[Dataset items]
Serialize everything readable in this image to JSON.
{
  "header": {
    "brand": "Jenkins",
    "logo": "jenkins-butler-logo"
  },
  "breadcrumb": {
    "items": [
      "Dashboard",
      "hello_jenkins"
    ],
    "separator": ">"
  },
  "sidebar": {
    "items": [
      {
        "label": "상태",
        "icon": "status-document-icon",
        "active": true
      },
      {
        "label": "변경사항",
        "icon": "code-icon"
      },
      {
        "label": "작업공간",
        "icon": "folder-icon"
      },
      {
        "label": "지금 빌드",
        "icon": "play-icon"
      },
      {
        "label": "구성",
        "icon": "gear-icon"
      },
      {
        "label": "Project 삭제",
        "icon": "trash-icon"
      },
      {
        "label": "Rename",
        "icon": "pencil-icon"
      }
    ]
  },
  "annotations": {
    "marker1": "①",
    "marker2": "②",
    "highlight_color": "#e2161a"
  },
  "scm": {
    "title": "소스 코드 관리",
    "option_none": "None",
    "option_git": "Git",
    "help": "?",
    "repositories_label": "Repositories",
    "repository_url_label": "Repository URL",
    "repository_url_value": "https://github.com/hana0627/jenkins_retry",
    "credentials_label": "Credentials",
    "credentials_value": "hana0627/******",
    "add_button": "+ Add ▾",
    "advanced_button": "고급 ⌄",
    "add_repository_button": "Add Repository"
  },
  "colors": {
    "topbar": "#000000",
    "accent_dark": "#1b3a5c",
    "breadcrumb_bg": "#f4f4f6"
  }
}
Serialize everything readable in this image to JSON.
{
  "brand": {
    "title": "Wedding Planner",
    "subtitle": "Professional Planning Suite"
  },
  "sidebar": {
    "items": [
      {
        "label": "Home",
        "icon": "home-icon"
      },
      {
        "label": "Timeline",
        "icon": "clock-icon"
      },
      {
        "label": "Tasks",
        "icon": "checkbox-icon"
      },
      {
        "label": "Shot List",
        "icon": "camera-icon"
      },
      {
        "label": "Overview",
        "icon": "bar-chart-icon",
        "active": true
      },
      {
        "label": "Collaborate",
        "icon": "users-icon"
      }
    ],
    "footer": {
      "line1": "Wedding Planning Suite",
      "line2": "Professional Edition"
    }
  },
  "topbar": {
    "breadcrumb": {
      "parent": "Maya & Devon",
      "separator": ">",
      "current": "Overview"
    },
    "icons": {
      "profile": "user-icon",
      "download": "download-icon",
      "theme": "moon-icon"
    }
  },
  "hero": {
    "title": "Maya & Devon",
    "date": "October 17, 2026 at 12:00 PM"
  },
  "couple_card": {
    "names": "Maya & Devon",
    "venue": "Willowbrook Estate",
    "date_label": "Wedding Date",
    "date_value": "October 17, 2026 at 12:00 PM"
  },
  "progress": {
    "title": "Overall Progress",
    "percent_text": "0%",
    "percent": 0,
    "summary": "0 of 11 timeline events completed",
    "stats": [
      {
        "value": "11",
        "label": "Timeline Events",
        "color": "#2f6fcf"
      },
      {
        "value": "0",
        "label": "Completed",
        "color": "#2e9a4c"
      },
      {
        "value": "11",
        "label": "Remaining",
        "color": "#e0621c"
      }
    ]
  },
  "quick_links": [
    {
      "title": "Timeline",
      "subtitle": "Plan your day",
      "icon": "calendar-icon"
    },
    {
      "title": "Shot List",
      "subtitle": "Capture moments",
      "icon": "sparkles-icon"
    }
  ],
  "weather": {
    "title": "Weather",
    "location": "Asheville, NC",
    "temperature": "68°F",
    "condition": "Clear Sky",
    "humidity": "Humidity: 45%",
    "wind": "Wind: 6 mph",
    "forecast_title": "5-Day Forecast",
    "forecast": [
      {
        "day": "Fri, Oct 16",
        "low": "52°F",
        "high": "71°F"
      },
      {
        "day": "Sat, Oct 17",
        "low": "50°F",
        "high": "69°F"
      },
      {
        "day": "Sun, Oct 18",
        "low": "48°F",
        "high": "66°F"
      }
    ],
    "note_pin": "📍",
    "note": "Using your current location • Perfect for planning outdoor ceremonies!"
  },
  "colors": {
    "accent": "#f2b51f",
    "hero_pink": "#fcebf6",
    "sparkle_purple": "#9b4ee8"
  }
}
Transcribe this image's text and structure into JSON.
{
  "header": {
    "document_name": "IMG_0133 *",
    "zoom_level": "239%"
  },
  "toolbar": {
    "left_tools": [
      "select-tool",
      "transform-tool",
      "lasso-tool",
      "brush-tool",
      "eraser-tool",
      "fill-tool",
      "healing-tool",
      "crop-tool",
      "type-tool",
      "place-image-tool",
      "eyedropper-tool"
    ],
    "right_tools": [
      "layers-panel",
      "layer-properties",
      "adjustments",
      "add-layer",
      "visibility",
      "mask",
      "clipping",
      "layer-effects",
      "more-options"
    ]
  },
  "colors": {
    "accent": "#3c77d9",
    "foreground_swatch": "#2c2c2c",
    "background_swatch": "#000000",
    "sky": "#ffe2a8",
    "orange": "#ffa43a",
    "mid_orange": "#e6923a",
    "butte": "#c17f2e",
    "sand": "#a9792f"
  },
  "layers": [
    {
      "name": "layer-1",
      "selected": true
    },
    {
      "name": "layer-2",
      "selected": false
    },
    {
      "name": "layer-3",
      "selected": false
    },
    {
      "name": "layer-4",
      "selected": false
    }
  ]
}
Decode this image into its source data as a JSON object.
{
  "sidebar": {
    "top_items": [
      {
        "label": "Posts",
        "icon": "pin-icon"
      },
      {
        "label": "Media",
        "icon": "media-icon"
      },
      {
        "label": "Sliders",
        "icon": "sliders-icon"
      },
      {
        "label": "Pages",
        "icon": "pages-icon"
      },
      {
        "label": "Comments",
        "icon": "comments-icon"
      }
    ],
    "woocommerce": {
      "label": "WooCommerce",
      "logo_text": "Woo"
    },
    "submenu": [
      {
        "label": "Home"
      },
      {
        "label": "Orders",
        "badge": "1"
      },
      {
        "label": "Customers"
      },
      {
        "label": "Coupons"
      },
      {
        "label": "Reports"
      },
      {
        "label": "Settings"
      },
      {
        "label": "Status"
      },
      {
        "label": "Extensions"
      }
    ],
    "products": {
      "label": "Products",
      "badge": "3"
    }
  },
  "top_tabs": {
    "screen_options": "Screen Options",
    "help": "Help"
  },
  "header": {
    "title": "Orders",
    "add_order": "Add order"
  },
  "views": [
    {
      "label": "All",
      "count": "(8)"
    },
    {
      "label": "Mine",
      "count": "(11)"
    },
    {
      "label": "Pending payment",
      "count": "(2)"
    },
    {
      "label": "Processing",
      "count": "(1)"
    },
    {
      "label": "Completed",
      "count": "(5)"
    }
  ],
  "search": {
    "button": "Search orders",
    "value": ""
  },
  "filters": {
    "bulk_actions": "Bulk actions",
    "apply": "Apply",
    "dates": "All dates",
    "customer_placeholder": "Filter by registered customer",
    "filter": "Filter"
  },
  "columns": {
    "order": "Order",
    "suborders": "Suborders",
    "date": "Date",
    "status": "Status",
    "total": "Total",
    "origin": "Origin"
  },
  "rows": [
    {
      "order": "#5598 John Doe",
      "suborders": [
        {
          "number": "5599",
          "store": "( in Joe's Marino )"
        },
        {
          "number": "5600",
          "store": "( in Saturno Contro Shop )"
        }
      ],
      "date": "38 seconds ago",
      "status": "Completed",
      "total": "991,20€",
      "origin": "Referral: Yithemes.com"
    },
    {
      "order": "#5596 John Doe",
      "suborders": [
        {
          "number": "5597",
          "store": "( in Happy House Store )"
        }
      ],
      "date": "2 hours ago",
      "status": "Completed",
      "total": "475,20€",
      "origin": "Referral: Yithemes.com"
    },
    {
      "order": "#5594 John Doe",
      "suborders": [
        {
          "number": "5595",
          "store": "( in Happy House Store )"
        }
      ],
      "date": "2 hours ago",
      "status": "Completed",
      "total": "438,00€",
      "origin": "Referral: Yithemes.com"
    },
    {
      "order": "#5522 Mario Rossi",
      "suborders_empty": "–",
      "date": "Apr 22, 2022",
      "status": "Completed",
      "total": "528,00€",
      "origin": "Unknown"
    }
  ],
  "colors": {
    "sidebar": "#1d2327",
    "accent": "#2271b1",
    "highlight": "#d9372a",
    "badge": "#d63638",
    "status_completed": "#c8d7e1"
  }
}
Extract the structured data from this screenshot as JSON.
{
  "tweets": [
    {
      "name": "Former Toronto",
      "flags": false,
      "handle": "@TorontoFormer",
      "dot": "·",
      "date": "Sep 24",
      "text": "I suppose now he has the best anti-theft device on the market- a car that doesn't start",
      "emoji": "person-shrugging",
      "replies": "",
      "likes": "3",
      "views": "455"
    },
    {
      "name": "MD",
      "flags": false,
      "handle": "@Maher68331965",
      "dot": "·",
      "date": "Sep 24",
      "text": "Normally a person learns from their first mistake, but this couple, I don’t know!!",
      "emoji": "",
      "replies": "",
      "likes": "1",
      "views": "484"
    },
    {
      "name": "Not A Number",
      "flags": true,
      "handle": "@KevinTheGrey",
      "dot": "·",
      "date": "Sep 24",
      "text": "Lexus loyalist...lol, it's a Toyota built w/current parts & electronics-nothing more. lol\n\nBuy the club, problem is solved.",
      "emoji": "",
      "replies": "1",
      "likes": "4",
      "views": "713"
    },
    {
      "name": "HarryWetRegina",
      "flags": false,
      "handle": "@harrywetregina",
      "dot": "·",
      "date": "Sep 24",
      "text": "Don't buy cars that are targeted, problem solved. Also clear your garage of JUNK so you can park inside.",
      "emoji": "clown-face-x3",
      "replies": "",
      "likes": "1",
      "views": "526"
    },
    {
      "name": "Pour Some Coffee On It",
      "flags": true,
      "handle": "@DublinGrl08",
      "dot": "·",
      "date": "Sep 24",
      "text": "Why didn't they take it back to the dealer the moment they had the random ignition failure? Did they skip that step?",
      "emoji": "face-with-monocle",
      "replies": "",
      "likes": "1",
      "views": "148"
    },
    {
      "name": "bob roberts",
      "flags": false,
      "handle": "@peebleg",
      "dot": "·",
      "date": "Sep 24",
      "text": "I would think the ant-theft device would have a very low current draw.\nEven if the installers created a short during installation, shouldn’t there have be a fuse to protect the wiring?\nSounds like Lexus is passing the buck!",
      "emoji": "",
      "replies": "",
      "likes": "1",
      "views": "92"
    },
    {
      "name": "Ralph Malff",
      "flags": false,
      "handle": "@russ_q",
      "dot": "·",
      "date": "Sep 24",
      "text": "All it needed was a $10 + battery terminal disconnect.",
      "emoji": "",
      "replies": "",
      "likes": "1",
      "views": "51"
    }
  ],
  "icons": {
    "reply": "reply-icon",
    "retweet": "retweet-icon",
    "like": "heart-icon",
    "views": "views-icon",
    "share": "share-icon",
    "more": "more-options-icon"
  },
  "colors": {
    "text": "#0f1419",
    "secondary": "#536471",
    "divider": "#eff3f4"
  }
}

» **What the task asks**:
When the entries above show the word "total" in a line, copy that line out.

» **Answer to this exercise**:
    "total": "Total",
      "total": "991,20€",
      "total": "475,20€",
      "total": "438,00€",
      "total": "528,00€",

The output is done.